In this morning’s edition of The Transom, Ben Domenech juxtaposes two articles on child-rearing: the first is Scott Tong’s Marketplace profile of the Jackson family of Charles County, Maryland, a diverse middle-income suburb of Washington, D.C., and Adam Davidson’s new column on the market for baby products. Davidson draws on the work of the Princeton economic sociologist Viviana Zelizer:
In previous generations — and for most people currently living in poorer countries — having children was an economic investment. Viviana Zelizer, a Princeton sociologist, in her 1985 classic, “Pricing the Priceless Child,” tracked how childhood in America was transformed between the 1880s and the 1930s. During this period, Zelizer says, parents stopped seeing their children as economic actors who were expected to contribute to household finances. Families used to routinely take out life insurance plans on their children to make up for lost wages in the not unlikely event of a child’s death.
But eventually, increased societal wealth, child-labor laws and the significant drop in child mortality led parents to reclassify their children, Zelizer explained, as “a separate sphere, untainted by economic concerns.” This came along with “an increasingly sentimentalized view of children,” in which their comfort and protection can be given no price. Now, for the first time in human history, having a child in the United States is a net financial cost for a parent.
Meanwhile, Tong describes the extraordinary lengths Louis and Nikki Jackson go to provide their children with enriching extracurricular experiences – traveling constantly, sacrificing sleep and sanity, spending prodigious amounts on equipment and lessons, etc. – which they see as the surest route to eventual academic and economic success:
The point of all this, Nikki and Louis explain, is to build their junior resumes with academics and activities, the currency of future school and job applications. Once, only the wealthy ran this kind of race. Now, kids from middle-class communities like Charles County (income per capita: $36,000) have entered, too.
This suggests that while Louis and Nikki Jackson recognize that their brand of energetic child-rearing is a net financial cost in the near-term, it will yield significant benefits for the Jackson family over time. That is, their implicit time horizon takes into account future income gains that will accrue to their children.
I mention this because our sense of the public policy implications of this rise in household expenditures associated with extracurricular enrichment, etc., depends to a large degree on our mental model of child-rearing. Some believe that child-rearing is best understood as a form of consumption or even self-indulgence, a view that was humorously distilled in the new Noah Baumbach film Frances Ha. Another view is that child-rearing represents an investment in the future — in the future of a particular family, like the Jacksons, and more broadly in the future of the wider society. Having socialized various forms of old-age provision, virtually all of the affluent market democracies, including the United States, depend on a productive workforce to sustain commitments to retirees. So the investments the Jacksons are making in the earning potential of their children benefit their children and (presumably) future grandchildren, but also everyone who at some point intends to take advantage of various old-age social insurance programs. This view is discomfiting for those who resent the idea that the modern mixed economy binds the economic fate of citizens together in this way. But it strikes me as a pretty good description of reality.
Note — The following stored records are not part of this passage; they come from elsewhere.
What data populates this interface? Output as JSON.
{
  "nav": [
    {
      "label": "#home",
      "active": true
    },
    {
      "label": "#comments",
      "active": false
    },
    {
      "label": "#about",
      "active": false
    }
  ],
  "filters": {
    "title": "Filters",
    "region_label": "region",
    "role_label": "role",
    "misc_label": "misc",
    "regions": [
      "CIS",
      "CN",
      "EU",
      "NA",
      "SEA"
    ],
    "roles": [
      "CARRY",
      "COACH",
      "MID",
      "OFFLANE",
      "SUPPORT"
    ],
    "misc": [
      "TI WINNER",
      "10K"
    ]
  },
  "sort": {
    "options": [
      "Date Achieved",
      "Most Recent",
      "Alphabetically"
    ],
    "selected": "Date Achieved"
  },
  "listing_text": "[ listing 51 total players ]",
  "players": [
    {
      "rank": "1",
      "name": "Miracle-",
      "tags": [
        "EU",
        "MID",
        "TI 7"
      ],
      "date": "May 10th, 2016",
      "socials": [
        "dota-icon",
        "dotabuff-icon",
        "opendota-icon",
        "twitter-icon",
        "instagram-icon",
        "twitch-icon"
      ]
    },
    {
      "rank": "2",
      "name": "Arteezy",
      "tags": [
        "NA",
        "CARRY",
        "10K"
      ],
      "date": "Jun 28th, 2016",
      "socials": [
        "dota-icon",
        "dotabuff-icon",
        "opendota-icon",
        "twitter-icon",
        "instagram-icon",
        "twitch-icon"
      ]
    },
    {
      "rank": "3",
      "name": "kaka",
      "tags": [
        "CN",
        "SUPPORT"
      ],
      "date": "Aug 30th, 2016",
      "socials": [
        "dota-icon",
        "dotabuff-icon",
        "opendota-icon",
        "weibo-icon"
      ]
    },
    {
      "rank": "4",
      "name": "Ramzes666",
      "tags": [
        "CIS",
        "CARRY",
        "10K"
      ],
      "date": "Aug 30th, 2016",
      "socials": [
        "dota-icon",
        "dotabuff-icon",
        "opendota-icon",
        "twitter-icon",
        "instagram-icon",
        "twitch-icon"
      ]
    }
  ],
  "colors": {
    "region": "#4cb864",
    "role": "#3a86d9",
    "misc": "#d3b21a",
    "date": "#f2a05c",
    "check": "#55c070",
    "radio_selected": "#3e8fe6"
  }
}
And so this leads us to a few other questions. If child-rearing represents a form of investment in our collective well-being, is it appropriate to subsidize it more generously — or rather to equalize the treatment of parental investment in the human capital of children with investment in financial assets? Like Robert Stein and Ramesh Ponnuru, among others, I favor a substantial increase in the child credit as a strategy to ease the burden on middle-income households with children. Yet if we start thinking about child-rearing in this way, it might also raise questions about how families choose to deploy their resources. For example, one might believe that the Jacksons ought to spend less on sports and more on Kumon-style tutoring sessions. When we start from the premise that the Jacksons can do as they see fit with their disposable income, such questions don’t arise. When we see the choices the Jacksons make as relevant to our collective well-being, the issue potentially becomes more fraught. Because I believe that families should be given very wide latitude when it comes to child-rearing decisions, I can see why some conservatives and libertarians find the discourse of parental investment and collective well-being very problematic. But I think it’s pretty easy to both say that middle-income parents deserve a break on payroll taxes that reflects the fact that child-rearing isn’t quite the same as, say, buying a sports car and that this should not justify new levels of intrusiveness.